--- Given entries ---
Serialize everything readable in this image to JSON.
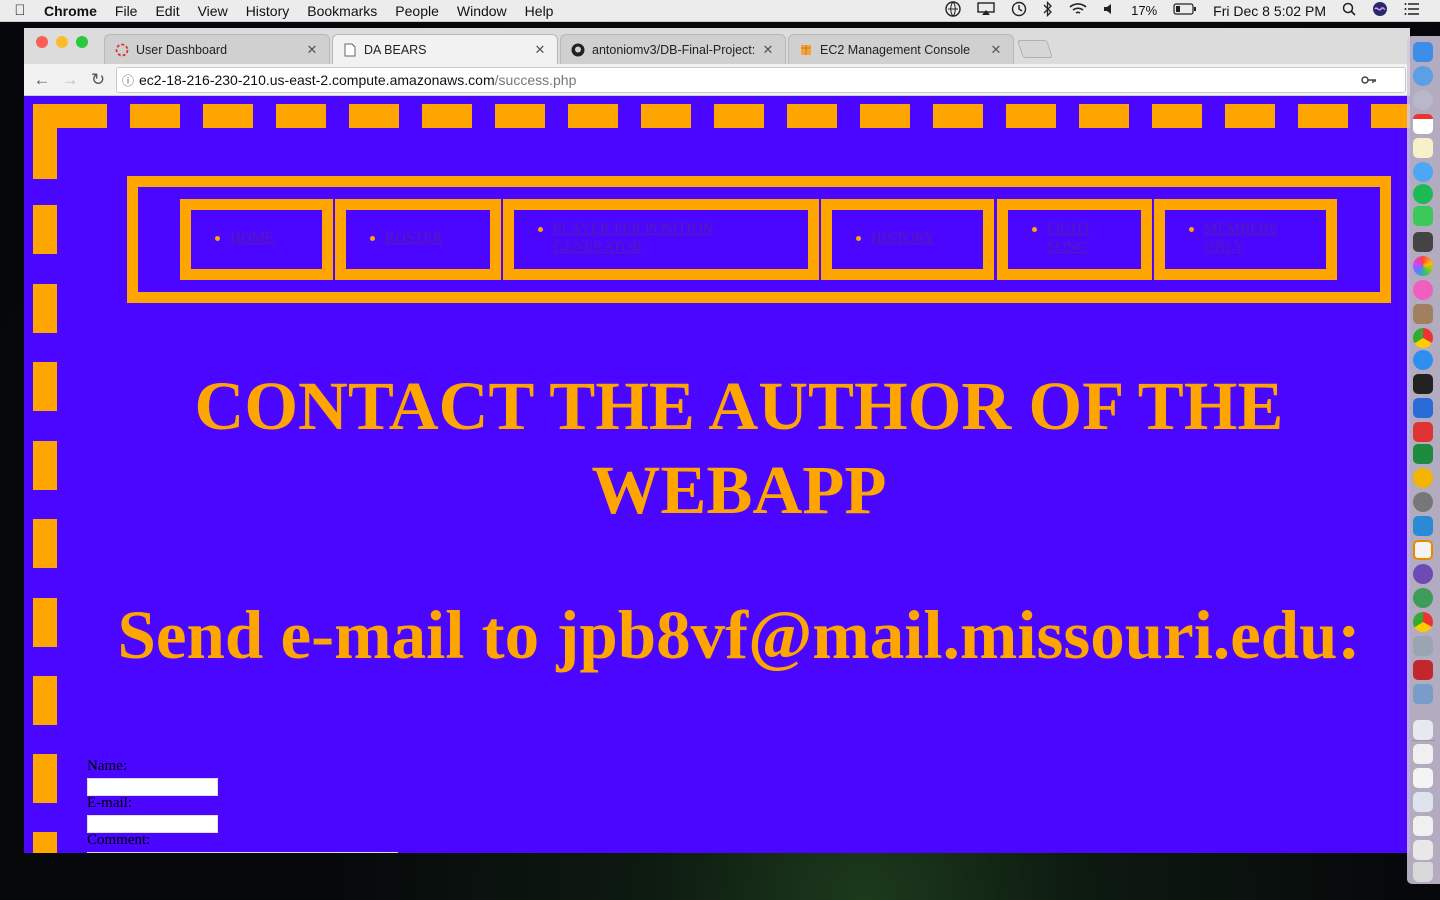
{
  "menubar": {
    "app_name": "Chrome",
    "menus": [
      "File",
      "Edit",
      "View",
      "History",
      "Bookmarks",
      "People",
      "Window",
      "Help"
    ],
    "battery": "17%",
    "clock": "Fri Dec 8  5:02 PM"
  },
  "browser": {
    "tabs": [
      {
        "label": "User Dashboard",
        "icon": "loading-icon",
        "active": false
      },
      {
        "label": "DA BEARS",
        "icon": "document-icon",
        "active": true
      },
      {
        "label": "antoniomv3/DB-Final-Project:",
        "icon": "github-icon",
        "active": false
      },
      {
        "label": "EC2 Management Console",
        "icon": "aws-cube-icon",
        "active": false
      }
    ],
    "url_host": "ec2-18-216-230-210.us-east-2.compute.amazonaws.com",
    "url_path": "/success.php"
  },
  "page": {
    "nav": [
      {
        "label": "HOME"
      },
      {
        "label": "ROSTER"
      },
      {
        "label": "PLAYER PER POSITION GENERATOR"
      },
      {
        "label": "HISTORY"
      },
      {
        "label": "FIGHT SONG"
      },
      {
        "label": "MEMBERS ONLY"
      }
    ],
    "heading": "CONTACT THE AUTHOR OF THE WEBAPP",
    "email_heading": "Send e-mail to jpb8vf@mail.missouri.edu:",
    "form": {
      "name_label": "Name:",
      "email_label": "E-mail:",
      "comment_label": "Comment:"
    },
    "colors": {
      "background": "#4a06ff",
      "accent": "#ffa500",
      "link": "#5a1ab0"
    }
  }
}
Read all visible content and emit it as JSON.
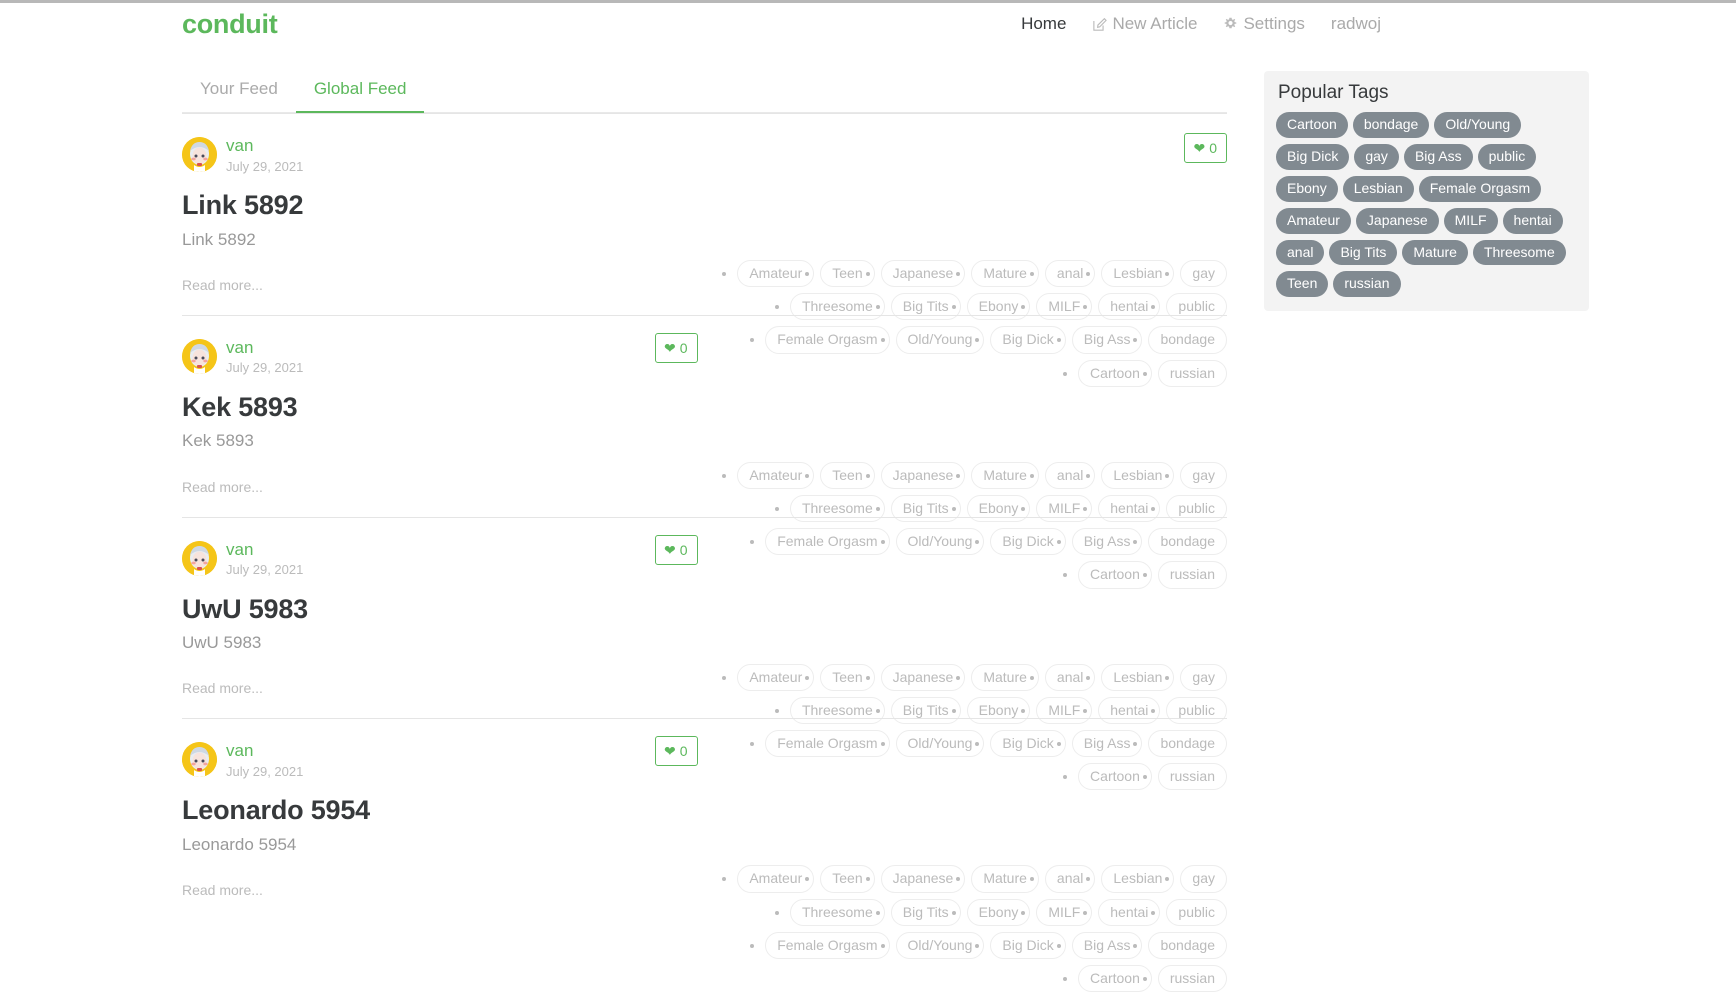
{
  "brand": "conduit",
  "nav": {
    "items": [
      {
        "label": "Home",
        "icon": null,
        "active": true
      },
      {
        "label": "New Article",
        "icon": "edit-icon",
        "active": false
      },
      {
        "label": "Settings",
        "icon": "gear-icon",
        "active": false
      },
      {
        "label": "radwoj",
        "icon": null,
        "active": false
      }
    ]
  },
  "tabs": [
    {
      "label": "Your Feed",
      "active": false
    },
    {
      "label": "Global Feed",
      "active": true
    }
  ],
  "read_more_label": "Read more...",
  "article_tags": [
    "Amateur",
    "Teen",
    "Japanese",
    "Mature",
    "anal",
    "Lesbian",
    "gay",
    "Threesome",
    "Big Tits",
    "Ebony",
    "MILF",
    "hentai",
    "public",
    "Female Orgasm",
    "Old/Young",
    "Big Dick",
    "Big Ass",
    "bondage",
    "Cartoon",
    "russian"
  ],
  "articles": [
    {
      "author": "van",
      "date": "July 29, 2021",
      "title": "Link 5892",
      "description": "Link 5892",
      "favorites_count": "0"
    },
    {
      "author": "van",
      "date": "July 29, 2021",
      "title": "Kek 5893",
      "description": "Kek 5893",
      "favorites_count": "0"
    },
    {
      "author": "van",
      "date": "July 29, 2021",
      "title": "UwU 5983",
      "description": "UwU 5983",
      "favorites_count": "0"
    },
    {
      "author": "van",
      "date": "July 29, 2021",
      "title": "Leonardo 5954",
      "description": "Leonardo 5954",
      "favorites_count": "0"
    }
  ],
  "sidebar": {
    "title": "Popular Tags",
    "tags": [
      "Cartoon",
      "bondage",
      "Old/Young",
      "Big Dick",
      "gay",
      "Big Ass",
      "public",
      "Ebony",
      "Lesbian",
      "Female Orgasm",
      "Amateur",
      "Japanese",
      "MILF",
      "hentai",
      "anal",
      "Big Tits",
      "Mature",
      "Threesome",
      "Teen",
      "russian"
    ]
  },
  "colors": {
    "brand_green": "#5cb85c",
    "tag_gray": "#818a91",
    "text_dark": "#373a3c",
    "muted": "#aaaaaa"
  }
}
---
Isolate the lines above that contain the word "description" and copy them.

      "description": "Link 5892",
      "description": "Kek 5893",
      "description": "UwU 5983",
      "description": "Leonardo 5954",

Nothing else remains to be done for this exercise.